The ability to organize something that is in a state of chaos is an amazing talent; unfortunately it is one I do not possess. The ability to manage an AV system that is unorganized is a repercussion of poor design and or installation, and talent will only get you so far. Managing a network that is unorganized is impossible. If you want to deploy reliable and serviceable networks, you must begin with an organized architecture.
Take a look at your staff. How have their job duties changed in the last five years? Most of us have seen firsthand a shrinking of the workforce as dealers are forced to do more with less.
The post-CEDIA EXPO season reminds me of the time as a child shortly after Christmas when something you had looked forward to for so long is now over. I felt like this year's EXPO was a great one for me and our industry as a whole.
The A/V integration market is commonly broken down into two major categories—Residential and Commercial. This dichotomy helps people understand and appreciate the different topics and concerns that are appropriate for a given integration firm or individual project. It is not uncommon for an integrator to be asked what percentage of their business is residential and what percentage is commercial. This is the way we have traditionally broken down our businesses in our own minds. Well, I believe this is becoming a false dichotomy.
A friend of mine shared this piece of wisdom with me: “Caleb, in five years you will be the same person you are today, except for the places you go, the people you meet and the books you read.”
I just got back from InfoComm down in Orlando, Fla. It was a very busy show with great traffic and a lot of talk about how business is rebounding in the commercial space. There were several key takeaways that I noted as I walked the floor, so let me share them with you.
Irecently became a board member of the CEA TechHome Division. My first meeting was last month in Washington D.C. This trip turned out to be a great experience and one that I learned a lot from, so I thought I would recap some of the highlights in this month’s column. During my time in D.C., I attended CES Capitol Hill, our division’s board meeting, the Digital Patriots Dinner and I also met several members of Congress, including my own Congressman from Charleston, Tim Scott, during the CEA Lobby Day. T

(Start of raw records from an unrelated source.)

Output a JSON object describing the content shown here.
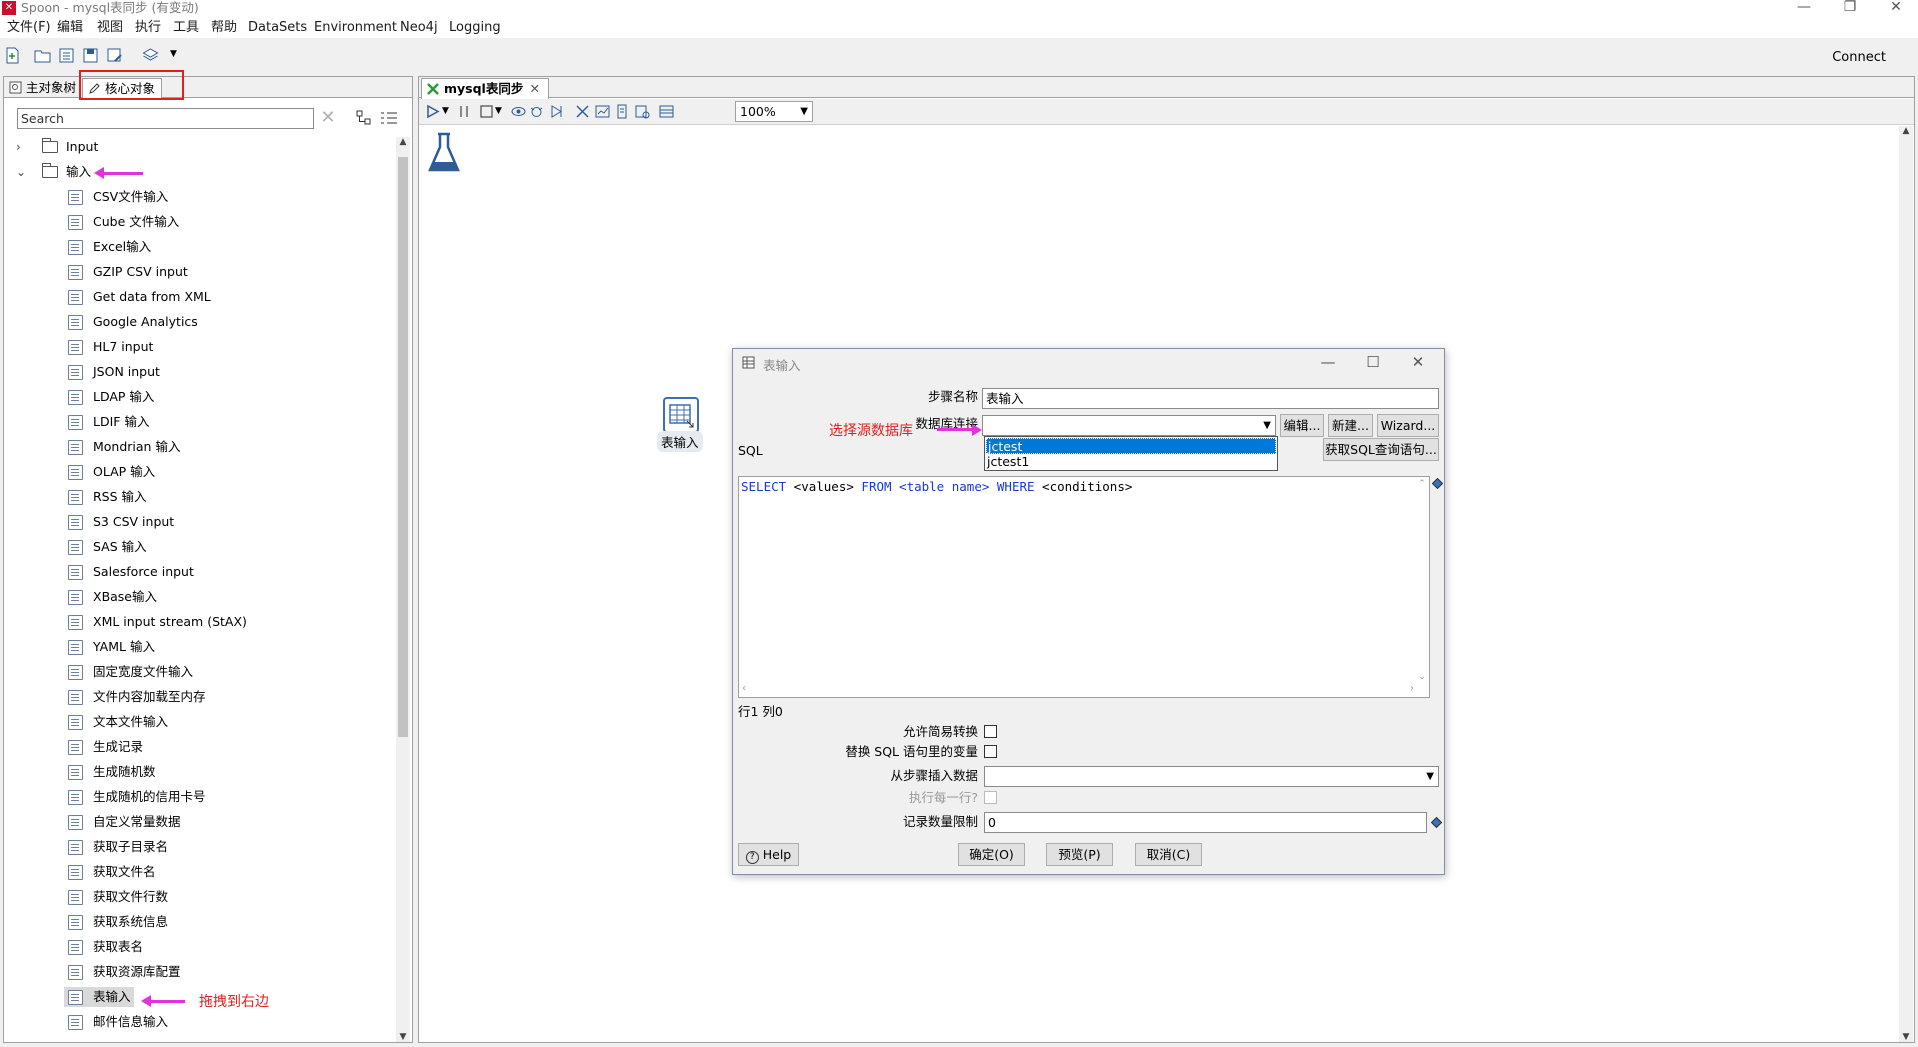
{
  "window": {
    "title": "Spoon - mysql表同步 (有变动)"
  },
  "menu": [
    "文件(F)",
    "编辑",
    "视图",
    "执行",
    "工具",
    "帮助",
    "DataSets",
    "Environment",
    "Neo4j",
    "Logging"
  ],
  "toolbar": {
    "connect_label": "Connect"
  },
  "left_panel": {
    "tabs": [
      "主对象树",
      "核心对象"
    ],
    "search_placeholder": "Search",
    "tree": [
      {
        "label": "Input",
        "type": "folder",
        "expanded": false
      },
      {
        "label": "输入",
        "type": "folder",
        "expanded": true
      },
      {
        "label": "CSV文件输入"
      },
      {
        "label": "Cube 文件输入"
      },
      {
        "label": "Excel输入"
      },
      {
        "label": "GZIP CSV input"
      },
      {
        "label": "Get data from XML"
      },
      {
        "label": "Google Analytics"
      },
      {
        "label": "HL7 input"
      },
      {
        "label": "JSON input"
      },
      {
        "label": "LDAP 输入"
      },
      {
        "label": "LDIF 输入"
      },
      {
        "label": "Mondrian 输入"
      },
      {
        "label": "OLAP 输入"
      },
      {
        "label": "RSS 输入"
      },
      {
        "label": "S3 CSV input"
      },
      {
        "label": "SAS 输入"
      },
      {
        "label": "Salesforce input"
      },
      {
        "label": "XBase输入"
      },
      {
        "label": "XML input stream (StAX)"
      },
      {
        "label": "YAML 输入"
      },
      {
        "label": "固定宽度文件输入"
      },
      {
        "label": "文件内容加载至内存"
      },
      {
        "label": "文本文件输入"
      },
      {
        "label": "生成记录"
      },
      {
        "label": "生成随机数"
      },
      {
        "label": "生成随机的信用卡号"
      },
      {
        "label": "自定义常量数据"
      },
      {
        "label": "获取子目录名"
      },
      {
        "label": "获取文件名"
      },
      {
        "label": "获取文件行数"
      },
      {
        "label": "获取系统信息"
      },
      {
        "label": "获取表名"
      },
      {
        "label": "获取资源库配置"
      },
      {
        "label": "表输入",
        "selected": true
      },
      {
        "label": "邮件信息输入"
      }
    ]
  },
  "annotations": {
    "drag_right": "拖拽到右边",
    "select_source_db": "选择源数据库"
  },
  "editor": {
    "tab_label": "mysql表同步",
    "zoom": "100%",
    "step_label": "表输入"
  },
  "dialog": {
    "title": "表输入",
    "step_name_label": "步骤名称",
    "step_name_value": "表输入",
    "db_conn_label": "数据库连接",
    "db_options": [
      "jctest",
      "jctest1"
    ],
    "edit_btn": "编辑...",
    "new_btn": "新建...",
    "wizard_btn": "Wizard...",
    "sql_label": "SQL",
    "get_sql_btn": "获取SQL查询语句...",
    "sql_parts": [
      "SELECT",
      " <values> ",
      "FROM",
      " <table name> ",
      "WHERE",
      " <conditions>"
    ],
    "cursor_pos": "行1 列0",
    "lazy_conv_label": "允许简易转换",
    "replace_vars_label": "替换 SQL 语句里的变量",
    "insert_from_step_label": "从步骤插入数据",
    "exec_each_row_label": "执行每一行?",
    "limit_label": "记录数量限制",
    "limit_value": "0",
    "help_btn": "Help",
    "ok_btn": "确定(O)",
    "preview_btn": "预览(P)",
    "cancel_btn": "取消(C)"
  }
}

Like some of you out there, I own each of the current generation gaming platforms...PS3, Xbox 360 and a Wii. On occasion I will jump online for a quick match. A couple of days this past week I was unable to join any games on the Playstation network because the entire PSN was down.
Once upon a time, you could sell A/V gear and make a decent return on investment. Projects fell from the trees and life was easy.
I am not prone to hyperbole, but if you have read much about the IPv4 (Internet Protocol version 4) address space availability issue lately, you might think the world is coming to an end. What does this really mean for our clients and our businesses? First, let me explain the issue and then I can explain the real-world implications ESCs will face.
Last month I wrote about my meeting with Rear Admiral Deets and two of my take-aways from that meeting—technology upgrades and bandwidth utilization. In this month's column, I will talk about the third key take-away from this same meeting—network security.
I was talking to an integrator at CEDIA EXPO, and he said something other integrators have said, “I only install the control system and A/V gear, not the network. Why should I care about security?”
If anyone doubted that networking and device monitoring has become extremely important to the integration market, they certainly have cause to reconsider after this year's CEDIA EXPO.